GRB 180620A: Evidence for late-time energy injection

Becerra, Rosa L.; De Colle, Fabio; Watson, Alan M.; Fraija, Nissim; Butler, Nathaniel R.; Lee, William H.; Román-Zuñiga, Carlos G.; Bloom, Joshua S.; Gonzalez, Jesús J.; Kutyrev, Alexander; Prochaska, J. Xavier; Ramirez-Ruiz, Enrico; Richer, Michael G.; Troja, Eleonora
eprint arXiv:1910.09743
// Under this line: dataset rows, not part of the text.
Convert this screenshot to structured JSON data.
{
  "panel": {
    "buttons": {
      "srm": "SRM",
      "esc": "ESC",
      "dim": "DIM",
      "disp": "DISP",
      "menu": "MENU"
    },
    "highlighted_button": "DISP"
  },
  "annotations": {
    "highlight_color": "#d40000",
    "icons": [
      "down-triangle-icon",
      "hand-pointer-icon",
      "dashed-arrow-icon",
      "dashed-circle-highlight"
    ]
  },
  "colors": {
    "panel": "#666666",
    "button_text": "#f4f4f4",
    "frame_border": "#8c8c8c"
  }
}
The early optical emission of gamma-ray bursts gives an opportunity to understand the central engine and first stages of these events. About 30\% of GRBs present flares whose origin is still a subject of discussion. We present optical photometry of GRB 180620A with the COATLI telescope and RATIR instrument. COATLI started to observe from the end of prompt emission at ~s and RATIR from ~s. We supplement the optical data with the X-ray light curve from \emph{Swift}/XRT. %The optical and X-ray light curves show very unusual behavior with features clearly beyond the standard fireball model. We observe an optical flare from to ~s, with a temporal index decay , and a , which we interpret as the signature of a reverse shock component. After the initial normal decay the light curves show a long plateau from  to ~s both in X-rays and the optical before decaying again after an achromatic jet break at ~s. Fluctuations are seen during the plateau phase in the optical. Adding to the complexity of GRB afterglows, the plateau phase (typically associated with the coasting phase of the jet) is seen in this object after the ``normal'' decay phase (emitted during the deceleration phase of the jet) and the jet break phase occurs directly after the plateau. We suggest that this sequence of events can be explained by a rapid deceleration of the jet with s due to the high density of the environment ( cm) followed by reactivation of the central engine which causes the flare and powers the plateau phase.